═════ Data supplied
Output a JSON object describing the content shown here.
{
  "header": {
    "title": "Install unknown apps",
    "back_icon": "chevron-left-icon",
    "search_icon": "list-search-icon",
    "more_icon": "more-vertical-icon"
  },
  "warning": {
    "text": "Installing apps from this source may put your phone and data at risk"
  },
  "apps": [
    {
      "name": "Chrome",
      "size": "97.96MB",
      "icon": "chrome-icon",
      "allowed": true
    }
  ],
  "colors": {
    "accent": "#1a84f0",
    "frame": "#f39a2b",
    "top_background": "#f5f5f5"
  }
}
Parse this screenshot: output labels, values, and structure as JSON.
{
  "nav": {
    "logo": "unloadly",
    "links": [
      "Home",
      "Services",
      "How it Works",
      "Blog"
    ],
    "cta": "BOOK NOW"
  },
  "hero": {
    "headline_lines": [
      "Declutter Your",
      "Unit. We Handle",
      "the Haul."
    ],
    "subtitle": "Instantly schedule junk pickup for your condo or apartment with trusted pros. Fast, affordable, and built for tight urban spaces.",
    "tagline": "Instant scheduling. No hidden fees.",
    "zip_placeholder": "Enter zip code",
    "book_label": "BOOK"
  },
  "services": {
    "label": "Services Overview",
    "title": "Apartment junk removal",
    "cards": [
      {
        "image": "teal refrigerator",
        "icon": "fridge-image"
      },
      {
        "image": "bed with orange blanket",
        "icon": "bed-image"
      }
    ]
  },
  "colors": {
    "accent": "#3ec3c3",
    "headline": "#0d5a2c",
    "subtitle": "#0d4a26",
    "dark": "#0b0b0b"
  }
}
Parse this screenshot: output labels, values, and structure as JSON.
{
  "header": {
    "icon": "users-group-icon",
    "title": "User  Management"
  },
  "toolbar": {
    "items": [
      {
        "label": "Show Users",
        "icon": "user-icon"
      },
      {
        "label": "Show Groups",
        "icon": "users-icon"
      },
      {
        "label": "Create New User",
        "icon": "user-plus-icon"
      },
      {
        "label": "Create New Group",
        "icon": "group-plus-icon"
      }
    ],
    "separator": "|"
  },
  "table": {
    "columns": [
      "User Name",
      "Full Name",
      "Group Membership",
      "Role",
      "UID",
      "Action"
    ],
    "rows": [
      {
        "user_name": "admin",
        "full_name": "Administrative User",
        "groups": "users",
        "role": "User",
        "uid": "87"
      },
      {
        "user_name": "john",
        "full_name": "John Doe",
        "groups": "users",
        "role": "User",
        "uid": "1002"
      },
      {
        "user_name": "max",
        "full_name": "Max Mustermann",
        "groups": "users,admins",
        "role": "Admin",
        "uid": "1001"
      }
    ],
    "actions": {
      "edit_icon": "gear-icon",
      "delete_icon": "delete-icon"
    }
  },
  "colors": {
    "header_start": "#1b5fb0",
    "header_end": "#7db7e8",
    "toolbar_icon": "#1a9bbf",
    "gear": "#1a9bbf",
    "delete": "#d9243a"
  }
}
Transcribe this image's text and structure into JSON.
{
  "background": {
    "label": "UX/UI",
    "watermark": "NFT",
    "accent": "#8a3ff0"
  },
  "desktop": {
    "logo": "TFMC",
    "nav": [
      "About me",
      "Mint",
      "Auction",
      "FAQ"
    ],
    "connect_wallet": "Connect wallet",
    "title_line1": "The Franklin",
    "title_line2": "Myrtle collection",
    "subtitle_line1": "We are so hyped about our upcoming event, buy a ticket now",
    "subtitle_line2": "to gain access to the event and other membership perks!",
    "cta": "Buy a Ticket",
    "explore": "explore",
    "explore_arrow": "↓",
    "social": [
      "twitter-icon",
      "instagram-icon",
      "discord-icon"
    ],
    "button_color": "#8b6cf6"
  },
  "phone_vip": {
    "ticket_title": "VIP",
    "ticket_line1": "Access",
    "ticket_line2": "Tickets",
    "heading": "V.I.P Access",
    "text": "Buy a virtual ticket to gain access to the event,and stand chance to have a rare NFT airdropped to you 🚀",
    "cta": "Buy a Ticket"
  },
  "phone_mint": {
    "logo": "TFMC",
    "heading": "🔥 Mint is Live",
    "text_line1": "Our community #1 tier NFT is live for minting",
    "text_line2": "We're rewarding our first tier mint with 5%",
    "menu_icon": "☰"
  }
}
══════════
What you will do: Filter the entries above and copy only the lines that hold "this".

Task answer:
    "text": "Installing apps from this source may put your phone and data at risk"
Parse this screenshot: output labels, values, and structure as JSON.
Parse this screenshot: output labels, values, and structure as JSON.
Transcribe this image's text and structure into JSON.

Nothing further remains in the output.